Each line holding the string "site" is to be copied from the data.

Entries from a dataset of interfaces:
---

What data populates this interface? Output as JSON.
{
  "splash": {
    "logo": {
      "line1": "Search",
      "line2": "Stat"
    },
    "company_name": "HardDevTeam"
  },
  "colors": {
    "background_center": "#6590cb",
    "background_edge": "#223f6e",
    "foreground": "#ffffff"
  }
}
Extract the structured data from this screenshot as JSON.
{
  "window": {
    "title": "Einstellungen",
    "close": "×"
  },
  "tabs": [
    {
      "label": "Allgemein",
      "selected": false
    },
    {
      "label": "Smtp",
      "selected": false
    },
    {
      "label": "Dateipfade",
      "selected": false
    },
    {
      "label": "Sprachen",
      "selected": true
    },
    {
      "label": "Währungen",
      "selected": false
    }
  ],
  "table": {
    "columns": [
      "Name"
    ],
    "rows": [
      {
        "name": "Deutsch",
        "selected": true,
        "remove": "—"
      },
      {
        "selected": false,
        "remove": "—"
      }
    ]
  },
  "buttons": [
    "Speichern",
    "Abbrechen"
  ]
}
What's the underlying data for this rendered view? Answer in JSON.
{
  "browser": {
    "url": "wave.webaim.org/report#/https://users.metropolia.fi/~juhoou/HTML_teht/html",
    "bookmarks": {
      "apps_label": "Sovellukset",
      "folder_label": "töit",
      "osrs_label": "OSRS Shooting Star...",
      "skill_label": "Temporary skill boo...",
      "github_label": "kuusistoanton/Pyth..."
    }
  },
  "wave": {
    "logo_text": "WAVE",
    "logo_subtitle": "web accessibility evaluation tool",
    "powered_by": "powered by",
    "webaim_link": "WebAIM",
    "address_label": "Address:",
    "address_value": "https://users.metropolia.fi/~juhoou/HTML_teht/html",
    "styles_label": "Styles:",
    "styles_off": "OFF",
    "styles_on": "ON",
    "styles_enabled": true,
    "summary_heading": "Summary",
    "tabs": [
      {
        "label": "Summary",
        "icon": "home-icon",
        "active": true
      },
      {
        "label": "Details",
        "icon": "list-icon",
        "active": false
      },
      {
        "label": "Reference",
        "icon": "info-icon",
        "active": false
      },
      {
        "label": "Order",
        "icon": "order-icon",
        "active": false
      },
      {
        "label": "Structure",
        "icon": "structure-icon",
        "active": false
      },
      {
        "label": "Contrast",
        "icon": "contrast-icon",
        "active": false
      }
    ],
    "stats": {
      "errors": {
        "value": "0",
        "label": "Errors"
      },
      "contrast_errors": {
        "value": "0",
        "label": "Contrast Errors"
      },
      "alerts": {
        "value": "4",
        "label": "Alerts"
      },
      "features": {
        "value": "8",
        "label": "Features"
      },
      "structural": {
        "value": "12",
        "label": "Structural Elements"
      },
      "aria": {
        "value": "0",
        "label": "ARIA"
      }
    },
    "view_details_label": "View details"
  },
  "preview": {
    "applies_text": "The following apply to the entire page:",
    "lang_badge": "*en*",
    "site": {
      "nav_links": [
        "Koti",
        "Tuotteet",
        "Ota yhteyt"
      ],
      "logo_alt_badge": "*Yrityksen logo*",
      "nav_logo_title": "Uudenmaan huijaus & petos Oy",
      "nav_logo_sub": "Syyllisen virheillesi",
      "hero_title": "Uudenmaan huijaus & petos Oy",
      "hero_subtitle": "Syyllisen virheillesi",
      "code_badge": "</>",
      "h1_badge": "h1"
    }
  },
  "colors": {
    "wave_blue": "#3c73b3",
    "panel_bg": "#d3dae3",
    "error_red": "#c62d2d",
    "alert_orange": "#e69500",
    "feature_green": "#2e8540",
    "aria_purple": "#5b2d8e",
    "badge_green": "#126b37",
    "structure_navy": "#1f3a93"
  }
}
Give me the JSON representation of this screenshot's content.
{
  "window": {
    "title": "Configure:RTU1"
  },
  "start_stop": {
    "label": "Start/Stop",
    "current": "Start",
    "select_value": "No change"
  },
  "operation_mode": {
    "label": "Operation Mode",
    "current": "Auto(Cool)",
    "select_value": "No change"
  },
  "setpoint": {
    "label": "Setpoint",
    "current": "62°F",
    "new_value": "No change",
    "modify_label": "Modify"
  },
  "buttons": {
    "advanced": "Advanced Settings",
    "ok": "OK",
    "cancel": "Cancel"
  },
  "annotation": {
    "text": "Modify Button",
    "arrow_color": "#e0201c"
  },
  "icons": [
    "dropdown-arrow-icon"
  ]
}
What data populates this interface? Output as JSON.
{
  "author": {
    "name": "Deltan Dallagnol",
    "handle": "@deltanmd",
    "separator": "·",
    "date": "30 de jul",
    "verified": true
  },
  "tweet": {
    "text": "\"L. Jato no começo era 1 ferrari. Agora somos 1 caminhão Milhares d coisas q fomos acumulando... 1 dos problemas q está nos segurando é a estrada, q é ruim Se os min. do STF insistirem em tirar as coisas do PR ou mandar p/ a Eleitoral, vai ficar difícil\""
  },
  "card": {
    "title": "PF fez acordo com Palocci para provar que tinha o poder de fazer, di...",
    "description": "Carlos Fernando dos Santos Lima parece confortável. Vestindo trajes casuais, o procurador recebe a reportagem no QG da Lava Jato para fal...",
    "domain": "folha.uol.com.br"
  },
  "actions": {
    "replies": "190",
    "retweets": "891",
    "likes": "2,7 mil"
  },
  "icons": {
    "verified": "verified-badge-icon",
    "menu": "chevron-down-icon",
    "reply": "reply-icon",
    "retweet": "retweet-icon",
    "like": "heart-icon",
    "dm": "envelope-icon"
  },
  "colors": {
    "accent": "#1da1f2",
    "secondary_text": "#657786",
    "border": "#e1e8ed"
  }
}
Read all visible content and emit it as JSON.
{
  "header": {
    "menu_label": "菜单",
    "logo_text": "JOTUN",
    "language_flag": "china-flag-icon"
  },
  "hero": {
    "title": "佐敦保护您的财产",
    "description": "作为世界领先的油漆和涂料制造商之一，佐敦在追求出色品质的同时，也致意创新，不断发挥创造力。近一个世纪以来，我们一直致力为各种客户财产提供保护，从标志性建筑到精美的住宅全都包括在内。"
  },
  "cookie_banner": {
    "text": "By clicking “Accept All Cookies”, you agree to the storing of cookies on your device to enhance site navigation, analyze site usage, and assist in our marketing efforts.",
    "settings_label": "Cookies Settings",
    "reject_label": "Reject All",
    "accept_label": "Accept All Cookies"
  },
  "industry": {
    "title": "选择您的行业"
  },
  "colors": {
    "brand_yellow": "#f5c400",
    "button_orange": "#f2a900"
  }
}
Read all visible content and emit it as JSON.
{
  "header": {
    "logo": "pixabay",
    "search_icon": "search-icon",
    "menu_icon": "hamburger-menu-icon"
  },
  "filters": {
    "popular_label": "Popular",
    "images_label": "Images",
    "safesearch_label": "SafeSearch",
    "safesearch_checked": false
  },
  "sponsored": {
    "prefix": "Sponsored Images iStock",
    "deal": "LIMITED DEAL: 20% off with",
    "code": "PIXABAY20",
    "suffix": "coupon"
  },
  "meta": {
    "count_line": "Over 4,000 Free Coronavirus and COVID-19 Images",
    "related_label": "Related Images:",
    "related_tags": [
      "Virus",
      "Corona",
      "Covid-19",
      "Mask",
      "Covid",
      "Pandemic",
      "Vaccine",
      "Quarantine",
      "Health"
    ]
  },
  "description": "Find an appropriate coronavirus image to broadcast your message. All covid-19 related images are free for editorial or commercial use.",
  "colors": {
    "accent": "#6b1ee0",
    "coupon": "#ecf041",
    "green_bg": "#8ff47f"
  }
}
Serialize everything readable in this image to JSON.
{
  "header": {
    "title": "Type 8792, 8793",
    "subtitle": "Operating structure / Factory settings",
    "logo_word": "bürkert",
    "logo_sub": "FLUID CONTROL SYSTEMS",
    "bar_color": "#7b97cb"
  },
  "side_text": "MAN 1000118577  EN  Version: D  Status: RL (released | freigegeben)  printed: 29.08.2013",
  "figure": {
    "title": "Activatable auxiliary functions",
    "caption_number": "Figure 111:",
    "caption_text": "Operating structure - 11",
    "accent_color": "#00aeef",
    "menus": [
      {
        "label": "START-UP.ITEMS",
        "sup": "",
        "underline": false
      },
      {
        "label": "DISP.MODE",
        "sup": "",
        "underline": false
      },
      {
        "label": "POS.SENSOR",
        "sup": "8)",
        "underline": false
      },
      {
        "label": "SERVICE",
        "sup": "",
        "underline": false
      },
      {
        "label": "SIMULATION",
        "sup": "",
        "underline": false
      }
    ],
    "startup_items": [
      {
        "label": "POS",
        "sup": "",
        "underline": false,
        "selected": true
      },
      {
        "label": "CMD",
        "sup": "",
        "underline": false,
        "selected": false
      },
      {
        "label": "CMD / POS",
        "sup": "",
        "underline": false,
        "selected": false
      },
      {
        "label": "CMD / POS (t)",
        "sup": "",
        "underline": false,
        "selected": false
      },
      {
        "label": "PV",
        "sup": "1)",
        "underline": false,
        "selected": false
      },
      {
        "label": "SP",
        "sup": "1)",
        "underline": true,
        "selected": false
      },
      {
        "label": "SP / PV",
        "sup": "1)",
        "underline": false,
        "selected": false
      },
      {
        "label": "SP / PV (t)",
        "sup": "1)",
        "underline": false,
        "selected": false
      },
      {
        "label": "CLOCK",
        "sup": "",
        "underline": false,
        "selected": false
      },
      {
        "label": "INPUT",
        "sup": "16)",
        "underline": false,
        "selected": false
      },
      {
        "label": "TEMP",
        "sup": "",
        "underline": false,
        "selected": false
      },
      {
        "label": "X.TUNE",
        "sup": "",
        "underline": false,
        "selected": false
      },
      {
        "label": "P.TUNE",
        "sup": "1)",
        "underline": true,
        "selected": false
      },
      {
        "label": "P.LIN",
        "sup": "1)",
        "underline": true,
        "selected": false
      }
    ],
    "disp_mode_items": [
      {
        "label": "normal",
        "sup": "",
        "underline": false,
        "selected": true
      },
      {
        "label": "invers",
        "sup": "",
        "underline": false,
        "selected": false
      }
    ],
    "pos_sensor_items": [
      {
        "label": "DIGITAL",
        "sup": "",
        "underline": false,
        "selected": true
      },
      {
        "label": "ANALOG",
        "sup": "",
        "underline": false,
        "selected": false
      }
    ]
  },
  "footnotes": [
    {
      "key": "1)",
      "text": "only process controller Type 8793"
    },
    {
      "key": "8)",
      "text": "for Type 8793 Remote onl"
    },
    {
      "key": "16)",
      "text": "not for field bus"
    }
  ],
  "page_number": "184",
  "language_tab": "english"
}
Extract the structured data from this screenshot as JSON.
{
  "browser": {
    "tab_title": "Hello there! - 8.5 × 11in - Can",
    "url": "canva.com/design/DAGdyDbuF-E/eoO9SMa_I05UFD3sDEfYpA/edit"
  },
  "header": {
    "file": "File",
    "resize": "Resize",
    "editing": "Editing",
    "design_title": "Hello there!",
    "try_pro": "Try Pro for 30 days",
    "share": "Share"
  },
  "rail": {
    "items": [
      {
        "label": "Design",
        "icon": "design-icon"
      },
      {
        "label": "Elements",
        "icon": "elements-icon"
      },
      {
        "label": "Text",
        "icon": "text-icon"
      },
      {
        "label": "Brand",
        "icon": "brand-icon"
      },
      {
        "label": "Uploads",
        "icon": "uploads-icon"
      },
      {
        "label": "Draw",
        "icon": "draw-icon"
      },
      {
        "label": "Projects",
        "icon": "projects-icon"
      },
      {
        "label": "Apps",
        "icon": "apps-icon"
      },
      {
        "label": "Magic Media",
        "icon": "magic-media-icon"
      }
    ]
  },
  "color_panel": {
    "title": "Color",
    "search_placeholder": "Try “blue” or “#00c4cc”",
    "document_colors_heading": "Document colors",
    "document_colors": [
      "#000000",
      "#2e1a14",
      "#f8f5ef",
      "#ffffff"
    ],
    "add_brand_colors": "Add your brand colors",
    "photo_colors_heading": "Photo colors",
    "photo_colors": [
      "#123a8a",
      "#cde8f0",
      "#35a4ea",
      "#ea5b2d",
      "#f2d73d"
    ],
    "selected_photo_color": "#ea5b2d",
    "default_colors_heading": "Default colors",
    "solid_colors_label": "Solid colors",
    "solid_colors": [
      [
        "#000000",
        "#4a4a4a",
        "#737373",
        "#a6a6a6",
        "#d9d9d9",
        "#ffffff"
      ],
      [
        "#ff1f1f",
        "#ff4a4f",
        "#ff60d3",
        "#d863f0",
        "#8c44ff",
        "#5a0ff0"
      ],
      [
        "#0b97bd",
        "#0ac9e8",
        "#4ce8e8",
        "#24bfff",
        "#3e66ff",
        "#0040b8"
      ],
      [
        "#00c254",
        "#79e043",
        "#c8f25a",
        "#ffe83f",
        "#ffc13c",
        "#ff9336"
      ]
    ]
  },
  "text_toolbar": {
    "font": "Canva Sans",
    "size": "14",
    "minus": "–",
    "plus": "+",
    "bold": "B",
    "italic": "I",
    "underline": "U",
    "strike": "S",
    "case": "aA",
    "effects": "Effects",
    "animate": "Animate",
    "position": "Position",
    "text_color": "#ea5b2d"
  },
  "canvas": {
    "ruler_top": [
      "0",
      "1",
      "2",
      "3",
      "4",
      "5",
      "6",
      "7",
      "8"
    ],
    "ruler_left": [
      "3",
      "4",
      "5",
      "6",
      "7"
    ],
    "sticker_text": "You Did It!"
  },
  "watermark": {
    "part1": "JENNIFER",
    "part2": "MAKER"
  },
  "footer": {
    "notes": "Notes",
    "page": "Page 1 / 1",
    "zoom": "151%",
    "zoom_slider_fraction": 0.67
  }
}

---

> Task output
    "site": {
    "text": "By clicking “Accept All Cookies”, you agree to the storing of cookies on your device to enhance site navigation, analyze site usage, and assist in our marketing efforts.",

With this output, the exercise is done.